For readers of young adult fiction, whether you’re a teenager yourself or just like the genre, there have never been more choices. Dystopian YA fiction is a particularly trendy category these days. Science fiction writers have always imagined dystopias, or futuristic societies ruled by oppressive governments, where the freedoms we enjoy today have vanished. Recent series, such as Suzanne Collins’ The Hunger Games and Scott Westerfield’s Uglies, have brought the concept to a younger audience.
Across the Universe by Beth Revis also presents a dystopia, but with a twist. This oppressive society is located not on Earth, but on a spaceship called Godspeed, which is ferrying colonists to their new home orbiting another star. When the story opens, 16-year-old Amy is watching her parents become frozen for the journey, a torturous process. Her father gives her a choice of either staying on Earth or coming with them, asleep for hundreds of years. Amy chooses to brave the painful procedure.
The next voice that takes up the narration belongs to Elder, another 16-year old. He is slated to become the next leader of Godspeed. While Amy has been sleeping, generations of people have been born and lived out their lives in the confined world of the spaceship, performing the thousands of tasks necessary to keep Godspeed on course toward its faraway destination. Elder and the other workers aren’t even aware of the frozen colonists in the hold below where they live — until Elder stumbles upon this secret just in time to rescue Amy, who has been mysteriously awakened.

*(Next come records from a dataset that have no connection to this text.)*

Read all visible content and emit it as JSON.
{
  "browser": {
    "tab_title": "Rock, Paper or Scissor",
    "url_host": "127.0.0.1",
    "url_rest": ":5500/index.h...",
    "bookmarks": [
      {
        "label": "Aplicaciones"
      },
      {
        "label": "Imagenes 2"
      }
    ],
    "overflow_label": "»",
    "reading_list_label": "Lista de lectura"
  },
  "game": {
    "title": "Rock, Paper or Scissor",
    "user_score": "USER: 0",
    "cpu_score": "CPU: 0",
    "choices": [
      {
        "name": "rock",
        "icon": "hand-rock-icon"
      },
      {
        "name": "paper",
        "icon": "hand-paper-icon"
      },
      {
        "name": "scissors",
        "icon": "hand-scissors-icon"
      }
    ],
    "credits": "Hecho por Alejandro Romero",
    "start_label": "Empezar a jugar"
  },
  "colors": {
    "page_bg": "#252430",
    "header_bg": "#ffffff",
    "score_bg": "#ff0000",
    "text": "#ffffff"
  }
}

Amy finds that the society on Godspeed is very different from the one she knew on Earth. The workers, who have come to look alike over the generations, treat her with suspicion and hostility because of her conspicuous red hair. Amy soon notices that the workers all behave alike too, and those who don’t — people who are creative or artistic — are confined to a hospital and kept on drugs. She instantly dislikes this “new world order” and wonders why Elder, as the next leader, doesn’t do more to change it.
Across the Universe is a murder mystery as well. Someone — perhaps the same person who unfroze Amy — is murdering the colonists as they sleep. Amy, worried that her parents may become the next victims, teams up with Elder to discover who the killer is. Together, they uncover the ship’s many sinister secrets as they try to solve the murders.
This fresh novel has a lot going for it. The spaceship setting helps it stand out from the crowded pack of YA novels. The murder-mystery plot adds suspense, culminating in several twists at the climax. The dystopian society on Godspeed, and the question of whether Elder and Amy should try to change it, adds moral complexity to the theme. And, of course, romance is budding between Elder and Amy, although this love connection seemed forced at times. But they have no other options — everyone else is either much older or much younger than the two of them — which makes even their young love another strange side effect of the confined shipboard society.
Across the Universe is a fast-paced page turner, composed of short, snappy chapters that alternate between Amy’s and Elder’s points of view. Although it is the first installment in a planned series, Across the Universe is also a satisfying standalone read, with a tidy conclusion. Parents should note that there are some graphic scenes depicting sex and even an attempted rape that, while germane to the plot, may not be appropriate for younger readers.
Across the Universe does a good job of depicting what it must be like to be trapped on a spaceship, with no one to help you but yourself. I hope it inspires teens to read more science fiction.